(TASK) Go through the records and extract every line with the word "from".

----- PROVIDED DATA -----

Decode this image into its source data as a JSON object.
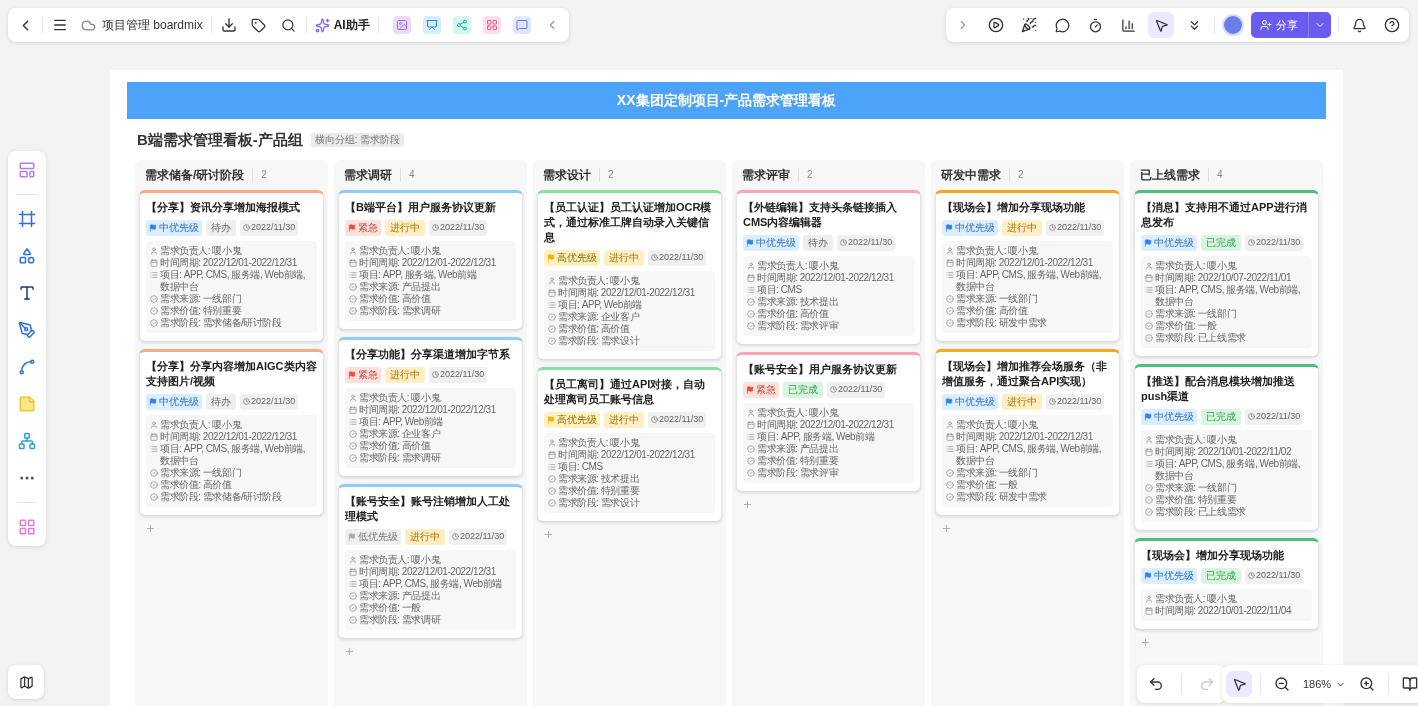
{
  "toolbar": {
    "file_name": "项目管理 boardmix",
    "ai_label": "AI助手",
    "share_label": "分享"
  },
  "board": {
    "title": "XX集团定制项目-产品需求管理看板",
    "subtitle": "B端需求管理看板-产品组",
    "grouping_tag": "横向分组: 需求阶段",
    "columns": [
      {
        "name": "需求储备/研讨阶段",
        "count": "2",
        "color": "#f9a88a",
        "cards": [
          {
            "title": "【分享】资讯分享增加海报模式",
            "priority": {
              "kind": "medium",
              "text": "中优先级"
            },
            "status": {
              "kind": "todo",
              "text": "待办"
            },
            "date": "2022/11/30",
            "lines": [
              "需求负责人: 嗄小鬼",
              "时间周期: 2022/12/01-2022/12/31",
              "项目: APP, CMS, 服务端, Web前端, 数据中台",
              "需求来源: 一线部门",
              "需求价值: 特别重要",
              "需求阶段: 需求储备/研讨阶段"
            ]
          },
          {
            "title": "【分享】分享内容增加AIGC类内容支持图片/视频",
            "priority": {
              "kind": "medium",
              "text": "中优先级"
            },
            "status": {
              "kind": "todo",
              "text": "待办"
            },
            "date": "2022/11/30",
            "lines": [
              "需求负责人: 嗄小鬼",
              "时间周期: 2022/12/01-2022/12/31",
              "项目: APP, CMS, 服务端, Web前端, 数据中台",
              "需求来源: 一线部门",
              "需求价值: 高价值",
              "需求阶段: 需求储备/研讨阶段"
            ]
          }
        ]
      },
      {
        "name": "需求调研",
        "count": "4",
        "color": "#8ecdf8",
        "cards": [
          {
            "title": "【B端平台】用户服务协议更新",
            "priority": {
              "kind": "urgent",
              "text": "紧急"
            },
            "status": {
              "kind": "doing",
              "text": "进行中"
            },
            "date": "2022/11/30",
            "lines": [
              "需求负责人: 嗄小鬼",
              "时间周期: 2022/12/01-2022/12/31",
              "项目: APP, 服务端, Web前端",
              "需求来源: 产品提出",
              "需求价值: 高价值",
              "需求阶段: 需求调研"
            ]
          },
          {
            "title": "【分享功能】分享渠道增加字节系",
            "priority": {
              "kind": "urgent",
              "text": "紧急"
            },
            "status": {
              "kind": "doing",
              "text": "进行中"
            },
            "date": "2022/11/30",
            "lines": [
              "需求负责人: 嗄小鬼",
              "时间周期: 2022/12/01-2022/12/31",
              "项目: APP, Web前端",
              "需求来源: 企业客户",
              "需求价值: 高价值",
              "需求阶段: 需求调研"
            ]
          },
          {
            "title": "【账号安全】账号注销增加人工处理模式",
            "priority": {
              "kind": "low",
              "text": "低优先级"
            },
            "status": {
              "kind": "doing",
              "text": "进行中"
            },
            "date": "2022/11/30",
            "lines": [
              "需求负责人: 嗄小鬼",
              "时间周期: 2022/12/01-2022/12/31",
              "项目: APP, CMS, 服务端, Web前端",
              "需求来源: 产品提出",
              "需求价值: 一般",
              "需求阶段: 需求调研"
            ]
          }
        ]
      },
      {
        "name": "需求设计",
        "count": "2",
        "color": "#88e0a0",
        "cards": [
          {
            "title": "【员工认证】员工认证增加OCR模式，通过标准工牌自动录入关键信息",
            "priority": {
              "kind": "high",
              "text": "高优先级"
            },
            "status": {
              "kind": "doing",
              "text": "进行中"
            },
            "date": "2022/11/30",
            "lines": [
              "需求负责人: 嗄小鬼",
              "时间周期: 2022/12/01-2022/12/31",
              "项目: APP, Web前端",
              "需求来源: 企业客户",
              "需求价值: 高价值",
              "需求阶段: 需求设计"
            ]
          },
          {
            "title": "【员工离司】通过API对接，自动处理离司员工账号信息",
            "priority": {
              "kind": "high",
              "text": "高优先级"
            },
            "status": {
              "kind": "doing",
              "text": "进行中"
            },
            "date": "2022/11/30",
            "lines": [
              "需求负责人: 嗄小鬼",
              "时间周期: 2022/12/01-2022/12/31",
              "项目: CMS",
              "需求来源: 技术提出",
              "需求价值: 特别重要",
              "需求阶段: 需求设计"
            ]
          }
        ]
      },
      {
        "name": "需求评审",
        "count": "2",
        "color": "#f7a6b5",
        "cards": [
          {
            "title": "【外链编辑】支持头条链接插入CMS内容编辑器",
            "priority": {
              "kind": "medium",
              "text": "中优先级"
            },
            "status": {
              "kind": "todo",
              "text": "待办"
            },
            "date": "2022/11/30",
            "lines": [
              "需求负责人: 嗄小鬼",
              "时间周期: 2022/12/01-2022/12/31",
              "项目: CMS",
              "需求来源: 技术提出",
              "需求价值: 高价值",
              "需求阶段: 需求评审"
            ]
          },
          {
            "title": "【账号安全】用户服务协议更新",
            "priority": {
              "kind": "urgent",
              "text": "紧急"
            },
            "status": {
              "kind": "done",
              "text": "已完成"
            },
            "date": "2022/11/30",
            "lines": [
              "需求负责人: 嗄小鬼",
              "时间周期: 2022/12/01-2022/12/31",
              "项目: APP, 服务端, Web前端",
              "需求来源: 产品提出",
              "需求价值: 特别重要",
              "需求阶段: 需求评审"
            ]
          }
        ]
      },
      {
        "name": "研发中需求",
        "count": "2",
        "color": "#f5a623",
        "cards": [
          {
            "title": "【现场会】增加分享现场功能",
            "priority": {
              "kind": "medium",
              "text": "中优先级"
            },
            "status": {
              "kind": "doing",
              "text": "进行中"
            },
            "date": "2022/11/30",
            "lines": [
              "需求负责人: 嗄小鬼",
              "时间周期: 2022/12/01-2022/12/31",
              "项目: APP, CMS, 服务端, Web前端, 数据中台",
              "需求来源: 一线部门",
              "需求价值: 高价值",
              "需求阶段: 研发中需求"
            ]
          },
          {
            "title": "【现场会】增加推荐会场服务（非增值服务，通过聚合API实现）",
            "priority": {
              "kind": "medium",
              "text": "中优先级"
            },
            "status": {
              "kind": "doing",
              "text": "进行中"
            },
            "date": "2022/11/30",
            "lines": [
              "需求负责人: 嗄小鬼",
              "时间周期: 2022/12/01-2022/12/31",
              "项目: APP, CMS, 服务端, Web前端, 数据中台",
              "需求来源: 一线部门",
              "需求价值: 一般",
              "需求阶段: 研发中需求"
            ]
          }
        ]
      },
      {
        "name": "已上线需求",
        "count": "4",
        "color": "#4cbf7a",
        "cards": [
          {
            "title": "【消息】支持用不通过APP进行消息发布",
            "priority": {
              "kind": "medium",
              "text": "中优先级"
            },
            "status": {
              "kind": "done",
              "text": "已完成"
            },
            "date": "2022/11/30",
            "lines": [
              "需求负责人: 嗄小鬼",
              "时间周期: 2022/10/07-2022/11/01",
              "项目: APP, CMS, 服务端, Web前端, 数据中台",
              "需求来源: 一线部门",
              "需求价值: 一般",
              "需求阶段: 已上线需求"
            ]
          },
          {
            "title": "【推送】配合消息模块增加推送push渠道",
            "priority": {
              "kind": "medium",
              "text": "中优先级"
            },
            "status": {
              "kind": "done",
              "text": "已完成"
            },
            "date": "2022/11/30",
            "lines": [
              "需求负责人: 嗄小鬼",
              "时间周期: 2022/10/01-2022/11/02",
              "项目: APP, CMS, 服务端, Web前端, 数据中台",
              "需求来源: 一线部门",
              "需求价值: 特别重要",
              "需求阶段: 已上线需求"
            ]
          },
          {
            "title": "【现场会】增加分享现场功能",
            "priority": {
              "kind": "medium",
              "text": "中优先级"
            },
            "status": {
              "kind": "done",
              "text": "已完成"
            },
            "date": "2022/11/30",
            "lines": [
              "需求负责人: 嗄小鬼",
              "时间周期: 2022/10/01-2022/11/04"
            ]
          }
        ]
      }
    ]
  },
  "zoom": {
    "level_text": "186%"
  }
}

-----
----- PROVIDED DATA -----

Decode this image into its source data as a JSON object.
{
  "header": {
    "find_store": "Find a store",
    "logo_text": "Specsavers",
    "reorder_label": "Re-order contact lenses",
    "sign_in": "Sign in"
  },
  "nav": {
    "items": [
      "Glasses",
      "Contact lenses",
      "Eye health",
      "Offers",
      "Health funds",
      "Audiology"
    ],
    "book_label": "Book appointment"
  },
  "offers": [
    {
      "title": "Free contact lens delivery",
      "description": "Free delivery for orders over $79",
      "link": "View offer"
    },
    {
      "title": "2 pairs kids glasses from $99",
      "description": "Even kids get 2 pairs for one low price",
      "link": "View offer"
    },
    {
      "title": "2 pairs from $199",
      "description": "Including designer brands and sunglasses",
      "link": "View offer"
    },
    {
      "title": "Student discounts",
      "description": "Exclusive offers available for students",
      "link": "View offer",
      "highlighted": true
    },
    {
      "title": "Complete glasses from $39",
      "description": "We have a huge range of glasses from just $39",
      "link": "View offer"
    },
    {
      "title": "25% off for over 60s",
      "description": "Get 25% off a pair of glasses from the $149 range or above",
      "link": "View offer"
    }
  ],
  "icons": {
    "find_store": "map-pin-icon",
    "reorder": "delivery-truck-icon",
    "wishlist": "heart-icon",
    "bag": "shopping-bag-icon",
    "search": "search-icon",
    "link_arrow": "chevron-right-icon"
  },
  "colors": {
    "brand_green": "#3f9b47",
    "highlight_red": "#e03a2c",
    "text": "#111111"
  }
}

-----

(REPLY TO THE EXERCISE)
      "title": "2 pairs kids glasses from $99",
      "title": "2 pairs from $199",
      "title": "Complete glasses from $39",
      "description": "We have a huge range of glasses from just $39",
      "description": "Get 25% off a pair of glasses from the $149 range or above",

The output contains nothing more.